▸ **Aim of the exercise**: Using the records below, filter for lines that contain the string "Weather" and copy them out.

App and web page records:
################

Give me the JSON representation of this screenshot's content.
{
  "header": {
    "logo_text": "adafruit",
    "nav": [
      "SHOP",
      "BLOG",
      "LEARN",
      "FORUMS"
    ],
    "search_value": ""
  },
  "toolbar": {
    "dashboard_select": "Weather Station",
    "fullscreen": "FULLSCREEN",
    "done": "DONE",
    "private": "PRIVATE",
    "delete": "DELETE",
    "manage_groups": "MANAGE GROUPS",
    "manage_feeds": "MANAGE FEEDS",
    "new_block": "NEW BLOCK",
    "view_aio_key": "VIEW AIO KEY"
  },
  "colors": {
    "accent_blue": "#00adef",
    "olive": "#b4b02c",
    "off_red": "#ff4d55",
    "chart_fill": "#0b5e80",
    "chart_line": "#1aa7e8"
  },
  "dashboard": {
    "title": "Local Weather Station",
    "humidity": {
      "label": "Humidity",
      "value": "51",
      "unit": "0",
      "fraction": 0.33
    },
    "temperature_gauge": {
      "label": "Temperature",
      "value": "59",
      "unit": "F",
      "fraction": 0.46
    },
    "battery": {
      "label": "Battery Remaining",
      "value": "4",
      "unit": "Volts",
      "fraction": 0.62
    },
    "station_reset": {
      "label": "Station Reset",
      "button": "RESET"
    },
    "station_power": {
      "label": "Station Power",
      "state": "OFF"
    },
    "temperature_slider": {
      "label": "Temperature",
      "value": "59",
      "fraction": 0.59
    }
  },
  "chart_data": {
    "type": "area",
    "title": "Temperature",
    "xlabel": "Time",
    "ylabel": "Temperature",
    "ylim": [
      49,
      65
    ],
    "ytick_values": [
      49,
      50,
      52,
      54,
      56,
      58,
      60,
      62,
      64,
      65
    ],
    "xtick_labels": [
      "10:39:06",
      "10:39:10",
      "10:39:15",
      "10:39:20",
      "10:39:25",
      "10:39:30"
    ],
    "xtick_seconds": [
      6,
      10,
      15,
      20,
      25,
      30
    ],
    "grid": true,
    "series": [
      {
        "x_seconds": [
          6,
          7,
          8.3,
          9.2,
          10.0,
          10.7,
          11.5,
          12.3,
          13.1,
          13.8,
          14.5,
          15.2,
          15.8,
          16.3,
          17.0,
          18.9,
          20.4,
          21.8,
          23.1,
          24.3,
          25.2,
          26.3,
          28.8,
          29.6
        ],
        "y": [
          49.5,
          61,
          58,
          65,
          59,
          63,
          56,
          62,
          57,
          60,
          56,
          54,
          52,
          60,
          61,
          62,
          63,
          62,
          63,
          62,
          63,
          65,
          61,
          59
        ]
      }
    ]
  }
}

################

▸ **Problem solution**:
    "dashboard_select": "Weather Station",
    "title": "Local Weather Station",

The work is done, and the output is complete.